WORK INSTRUCTIONS:
Scan the records for "movie". Report each line that includes it.

TASK DATA:

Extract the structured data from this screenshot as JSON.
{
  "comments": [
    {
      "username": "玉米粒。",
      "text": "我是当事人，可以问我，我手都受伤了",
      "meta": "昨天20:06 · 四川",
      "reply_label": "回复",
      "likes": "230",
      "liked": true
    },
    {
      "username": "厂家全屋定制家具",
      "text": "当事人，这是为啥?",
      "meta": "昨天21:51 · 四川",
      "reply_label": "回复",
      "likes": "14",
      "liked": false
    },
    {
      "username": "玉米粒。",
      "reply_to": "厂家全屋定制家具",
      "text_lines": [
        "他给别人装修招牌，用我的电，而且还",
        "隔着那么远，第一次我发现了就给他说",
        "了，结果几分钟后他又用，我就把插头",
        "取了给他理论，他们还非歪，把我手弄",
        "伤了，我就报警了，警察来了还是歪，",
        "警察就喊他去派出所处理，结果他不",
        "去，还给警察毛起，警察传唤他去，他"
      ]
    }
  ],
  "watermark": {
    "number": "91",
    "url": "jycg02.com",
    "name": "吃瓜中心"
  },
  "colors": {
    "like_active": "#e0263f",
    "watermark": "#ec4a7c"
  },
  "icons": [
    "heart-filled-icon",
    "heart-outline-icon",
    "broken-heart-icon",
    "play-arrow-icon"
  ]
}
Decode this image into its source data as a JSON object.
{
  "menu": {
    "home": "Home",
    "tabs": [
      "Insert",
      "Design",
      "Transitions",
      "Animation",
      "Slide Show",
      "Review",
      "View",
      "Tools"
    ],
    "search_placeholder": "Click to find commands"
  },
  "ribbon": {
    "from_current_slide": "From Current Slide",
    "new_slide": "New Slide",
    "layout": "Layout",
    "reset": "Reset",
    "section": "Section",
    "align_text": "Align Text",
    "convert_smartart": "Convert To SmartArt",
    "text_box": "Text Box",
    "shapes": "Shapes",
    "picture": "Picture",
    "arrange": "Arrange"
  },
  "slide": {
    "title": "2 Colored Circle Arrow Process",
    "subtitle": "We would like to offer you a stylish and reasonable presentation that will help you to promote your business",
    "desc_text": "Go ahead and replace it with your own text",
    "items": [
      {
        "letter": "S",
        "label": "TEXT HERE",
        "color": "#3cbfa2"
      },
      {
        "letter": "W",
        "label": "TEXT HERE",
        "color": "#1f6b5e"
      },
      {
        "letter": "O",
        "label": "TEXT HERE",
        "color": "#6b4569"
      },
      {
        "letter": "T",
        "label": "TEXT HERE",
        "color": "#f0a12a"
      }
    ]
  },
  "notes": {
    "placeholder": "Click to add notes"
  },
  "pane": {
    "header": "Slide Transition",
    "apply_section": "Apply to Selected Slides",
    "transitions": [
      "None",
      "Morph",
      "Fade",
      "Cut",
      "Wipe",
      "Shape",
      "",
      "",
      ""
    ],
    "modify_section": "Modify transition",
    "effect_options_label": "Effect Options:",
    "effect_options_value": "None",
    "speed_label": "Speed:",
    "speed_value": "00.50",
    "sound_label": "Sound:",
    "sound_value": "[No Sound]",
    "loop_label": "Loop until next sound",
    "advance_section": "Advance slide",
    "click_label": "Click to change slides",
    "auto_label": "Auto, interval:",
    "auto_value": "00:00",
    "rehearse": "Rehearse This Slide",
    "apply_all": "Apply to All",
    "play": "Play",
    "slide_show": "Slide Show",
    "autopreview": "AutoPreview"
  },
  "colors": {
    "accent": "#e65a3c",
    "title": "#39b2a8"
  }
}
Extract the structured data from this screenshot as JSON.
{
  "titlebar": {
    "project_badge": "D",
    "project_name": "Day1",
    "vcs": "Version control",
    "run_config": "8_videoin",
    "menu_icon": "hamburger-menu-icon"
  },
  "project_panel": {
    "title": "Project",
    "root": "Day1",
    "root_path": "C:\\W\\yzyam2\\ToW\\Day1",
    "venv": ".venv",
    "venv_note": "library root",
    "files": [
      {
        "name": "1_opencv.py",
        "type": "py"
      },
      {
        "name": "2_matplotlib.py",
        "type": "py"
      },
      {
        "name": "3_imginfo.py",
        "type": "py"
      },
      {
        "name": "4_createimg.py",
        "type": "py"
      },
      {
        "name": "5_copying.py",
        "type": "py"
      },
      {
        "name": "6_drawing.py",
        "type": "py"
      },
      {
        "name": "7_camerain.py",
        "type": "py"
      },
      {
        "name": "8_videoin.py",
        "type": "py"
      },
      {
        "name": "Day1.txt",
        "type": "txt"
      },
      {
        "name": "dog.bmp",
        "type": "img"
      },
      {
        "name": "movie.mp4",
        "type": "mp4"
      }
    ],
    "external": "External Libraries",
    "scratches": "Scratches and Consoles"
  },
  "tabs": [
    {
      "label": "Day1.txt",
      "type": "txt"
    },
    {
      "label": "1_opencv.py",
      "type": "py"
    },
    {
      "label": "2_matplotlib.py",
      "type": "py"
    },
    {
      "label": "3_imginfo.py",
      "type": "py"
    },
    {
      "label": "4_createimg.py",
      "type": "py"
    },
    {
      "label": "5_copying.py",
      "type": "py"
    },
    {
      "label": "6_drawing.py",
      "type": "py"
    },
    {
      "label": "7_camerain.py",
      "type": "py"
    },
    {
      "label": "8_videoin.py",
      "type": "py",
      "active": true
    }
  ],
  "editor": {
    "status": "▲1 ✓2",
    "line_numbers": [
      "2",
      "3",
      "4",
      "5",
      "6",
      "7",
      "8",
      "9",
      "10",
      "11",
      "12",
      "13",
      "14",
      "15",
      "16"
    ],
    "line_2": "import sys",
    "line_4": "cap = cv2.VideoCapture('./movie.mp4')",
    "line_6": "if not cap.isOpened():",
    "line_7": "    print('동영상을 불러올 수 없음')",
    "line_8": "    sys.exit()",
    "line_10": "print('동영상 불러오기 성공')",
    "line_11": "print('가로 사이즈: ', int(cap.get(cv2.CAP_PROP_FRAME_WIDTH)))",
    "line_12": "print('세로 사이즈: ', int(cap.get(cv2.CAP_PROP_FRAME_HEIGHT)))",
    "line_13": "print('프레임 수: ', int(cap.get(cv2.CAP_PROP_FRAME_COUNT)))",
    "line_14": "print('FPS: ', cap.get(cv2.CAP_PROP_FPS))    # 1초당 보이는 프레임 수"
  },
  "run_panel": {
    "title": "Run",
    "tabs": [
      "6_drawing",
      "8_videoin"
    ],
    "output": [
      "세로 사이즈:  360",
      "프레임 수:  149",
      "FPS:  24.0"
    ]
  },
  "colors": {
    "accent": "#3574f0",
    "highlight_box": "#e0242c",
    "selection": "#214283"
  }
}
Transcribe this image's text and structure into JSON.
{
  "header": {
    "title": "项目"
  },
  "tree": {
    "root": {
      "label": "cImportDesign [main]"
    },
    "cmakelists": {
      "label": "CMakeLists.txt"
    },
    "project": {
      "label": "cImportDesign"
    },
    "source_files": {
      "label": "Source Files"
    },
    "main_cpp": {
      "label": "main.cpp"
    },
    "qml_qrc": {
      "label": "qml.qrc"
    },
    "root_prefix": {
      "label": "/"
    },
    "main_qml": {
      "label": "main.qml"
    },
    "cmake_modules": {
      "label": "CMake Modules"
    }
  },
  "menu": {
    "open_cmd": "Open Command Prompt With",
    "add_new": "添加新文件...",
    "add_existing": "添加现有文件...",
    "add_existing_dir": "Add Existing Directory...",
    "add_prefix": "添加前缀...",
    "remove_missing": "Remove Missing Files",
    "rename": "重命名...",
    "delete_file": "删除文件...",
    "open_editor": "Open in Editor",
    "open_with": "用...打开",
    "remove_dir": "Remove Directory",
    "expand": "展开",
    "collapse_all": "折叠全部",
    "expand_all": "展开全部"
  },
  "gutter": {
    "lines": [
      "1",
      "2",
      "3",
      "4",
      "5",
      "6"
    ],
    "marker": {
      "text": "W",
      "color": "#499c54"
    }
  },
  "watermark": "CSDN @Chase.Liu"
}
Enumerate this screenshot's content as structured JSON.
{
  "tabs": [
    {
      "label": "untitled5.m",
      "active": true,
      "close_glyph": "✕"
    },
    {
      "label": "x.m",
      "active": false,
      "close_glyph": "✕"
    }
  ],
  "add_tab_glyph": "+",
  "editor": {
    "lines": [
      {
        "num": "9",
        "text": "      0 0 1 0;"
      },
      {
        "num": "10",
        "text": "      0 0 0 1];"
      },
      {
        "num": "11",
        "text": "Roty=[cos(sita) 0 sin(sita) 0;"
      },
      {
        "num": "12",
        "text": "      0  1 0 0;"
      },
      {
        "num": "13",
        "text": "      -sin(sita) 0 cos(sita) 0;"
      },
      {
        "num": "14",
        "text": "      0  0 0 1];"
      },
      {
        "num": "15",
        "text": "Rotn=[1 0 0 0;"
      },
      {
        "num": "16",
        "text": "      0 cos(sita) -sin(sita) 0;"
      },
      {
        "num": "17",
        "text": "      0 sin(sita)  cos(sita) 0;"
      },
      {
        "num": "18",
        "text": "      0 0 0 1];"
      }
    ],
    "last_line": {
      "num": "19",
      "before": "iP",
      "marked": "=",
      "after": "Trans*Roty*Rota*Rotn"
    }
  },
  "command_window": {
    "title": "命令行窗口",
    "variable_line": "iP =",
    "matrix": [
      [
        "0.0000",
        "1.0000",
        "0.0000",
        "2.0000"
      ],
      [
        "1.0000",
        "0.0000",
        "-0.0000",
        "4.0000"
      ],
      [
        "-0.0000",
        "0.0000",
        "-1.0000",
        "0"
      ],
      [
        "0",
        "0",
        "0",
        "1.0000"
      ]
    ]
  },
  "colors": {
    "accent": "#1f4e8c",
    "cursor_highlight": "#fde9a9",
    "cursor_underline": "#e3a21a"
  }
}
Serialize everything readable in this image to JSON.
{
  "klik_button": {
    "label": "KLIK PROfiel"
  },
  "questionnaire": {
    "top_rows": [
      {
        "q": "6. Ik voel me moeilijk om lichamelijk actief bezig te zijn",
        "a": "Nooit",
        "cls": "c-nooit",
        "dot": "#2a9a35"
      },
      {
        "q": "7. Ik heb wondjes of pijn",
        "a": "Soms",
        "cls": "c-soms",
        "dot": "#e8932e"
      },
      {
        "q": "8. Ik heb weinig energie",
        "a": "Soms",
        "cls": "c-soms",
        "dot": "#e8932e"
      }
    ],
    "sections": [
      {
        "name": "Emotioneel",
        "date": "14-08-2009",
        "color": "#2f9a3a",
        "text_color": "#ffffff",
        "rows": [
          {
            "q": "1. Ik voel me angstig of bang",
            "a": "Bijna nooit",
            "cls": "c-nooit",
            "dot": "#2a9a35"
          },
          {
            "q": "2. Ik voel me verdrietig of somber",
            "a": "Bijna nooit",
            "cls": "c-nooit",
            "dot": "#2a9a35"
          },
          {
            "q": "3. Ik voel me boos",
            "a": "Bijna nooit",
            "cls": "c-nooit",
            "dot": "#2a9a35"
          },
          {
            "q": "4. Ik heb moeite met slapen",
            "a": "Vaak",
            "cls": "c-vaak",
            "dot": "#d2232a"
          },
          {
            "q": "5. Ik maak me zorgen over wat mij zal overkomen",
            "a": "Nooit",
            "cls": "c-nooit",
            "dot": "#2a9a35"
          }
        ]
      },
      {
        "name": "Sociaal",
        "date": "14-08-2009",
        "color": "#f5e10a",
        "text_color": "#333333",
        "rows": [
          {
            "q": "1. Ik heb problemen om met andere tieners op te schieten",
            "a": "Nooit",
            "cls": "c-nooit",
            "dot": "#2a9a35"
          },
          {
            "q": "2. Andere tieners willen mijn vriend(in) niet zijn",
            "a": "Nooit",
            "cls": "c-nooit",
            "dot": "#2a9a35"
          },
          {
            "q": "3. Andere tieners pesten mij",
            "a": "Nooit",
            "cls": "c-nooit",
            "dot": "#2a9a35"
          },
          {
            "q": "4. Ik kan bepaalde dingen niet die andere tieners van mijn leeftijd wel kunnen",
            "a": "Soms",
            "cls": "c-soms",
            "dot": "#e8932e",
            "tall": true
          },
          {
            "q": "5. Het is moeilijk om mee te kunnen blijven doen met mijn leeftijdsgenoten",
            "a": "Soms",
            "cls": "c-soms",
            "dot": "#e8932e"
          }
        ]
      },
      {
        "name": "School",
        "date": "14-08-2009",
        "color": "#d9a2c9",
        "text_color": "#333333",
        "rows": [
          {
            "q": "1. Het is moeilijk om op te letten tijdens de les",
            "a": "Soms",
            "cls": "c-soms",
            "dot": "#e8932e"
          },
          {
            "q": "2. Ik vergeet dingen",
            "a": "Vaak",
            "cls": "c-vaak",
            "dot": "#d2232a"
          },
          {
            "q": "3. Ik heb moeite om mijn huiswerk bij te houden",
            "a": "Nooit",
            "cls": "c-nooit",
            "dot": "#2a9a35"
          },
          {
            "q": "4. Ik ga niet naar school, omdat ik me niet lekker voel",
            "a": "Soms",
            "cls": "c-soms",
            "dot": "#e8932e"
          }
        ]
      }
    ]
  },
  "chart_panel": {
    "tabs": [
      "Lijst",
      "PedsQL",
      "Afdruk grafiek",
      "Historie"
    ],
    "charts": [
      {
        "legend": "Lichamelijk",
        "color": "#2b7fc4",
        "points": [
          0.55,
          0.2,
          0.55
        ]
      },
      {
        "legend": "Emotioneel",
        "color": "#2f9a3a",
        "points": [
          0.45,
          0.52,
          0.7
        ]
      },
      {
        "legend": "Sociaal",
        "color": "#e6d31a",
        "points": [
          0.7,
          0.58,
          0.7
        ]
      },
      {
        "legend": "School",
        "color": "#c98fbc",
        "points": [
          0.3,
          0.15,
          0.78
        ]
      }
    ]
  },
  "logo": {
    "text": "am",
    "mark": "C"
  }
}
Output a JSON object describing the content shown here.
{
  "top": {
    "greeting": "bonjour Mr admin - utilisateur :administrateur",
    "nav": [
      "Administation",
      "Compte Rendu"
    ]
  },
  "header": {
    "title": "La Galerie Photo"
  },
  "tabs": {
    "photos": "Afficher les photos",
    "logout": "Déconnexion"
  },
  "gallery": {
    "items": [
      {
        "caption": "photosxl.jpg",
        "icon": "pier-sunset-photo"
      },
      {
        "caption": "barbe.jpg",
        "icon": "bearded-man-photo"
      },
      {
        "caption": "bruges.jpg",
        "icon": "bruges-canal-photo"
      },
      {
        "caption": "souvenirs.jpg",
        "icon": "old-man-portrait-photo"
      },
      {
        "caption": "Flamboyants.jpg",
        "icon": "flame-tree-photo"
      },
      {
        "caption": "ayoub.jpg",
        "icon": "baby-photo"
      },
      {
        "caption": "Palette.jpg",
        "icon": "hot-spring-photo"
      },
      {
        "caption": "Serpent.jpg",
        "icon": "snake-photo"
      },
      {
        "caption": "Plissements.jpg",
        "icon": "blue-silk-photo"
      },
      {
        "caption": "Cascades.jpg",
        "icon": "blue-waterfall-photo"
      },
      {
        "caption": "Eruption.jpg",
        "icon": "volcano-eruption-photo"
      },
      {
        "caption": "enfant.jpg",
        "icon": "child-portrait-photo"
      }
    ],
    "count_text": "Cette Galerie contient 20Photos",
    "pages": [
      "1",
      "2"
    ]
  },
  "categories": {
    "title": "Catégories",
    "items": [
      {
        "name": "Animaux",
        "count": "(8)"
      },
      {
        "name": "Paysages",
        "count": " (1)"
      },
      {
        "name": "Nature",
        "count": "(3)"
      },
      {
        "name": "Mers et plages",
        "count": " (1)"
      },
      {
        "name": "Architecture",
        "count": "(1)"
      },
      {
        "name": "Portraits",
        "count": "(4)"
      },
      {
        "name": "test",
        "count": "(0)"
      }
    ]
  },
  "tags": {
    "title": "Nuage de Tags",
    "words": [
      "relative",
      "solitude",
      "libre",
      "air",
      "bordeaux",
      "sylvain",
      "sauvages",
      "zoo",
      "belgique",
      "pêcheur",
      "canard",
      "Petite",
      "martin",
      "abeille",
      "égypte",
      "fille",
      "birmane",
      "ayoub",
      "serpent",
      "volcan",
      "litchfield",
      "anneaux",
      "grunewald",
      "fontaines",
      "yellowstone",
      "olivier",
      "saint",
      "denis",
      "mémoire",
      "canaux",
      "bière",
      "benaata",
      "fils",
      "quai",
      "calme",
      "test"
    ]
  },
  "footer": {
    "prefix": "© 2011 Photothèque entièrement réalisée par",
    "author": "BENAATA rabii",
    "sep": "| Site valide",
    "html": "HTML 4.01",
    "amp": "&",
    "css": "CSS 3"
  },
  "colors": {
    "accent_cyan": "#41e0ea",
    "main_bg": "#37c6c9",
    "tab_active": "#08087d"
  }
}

ANSWER:
        "name": "movie.mp4",
    "line_4": "cap = cv2.VideoCapture('./movie.mp4')",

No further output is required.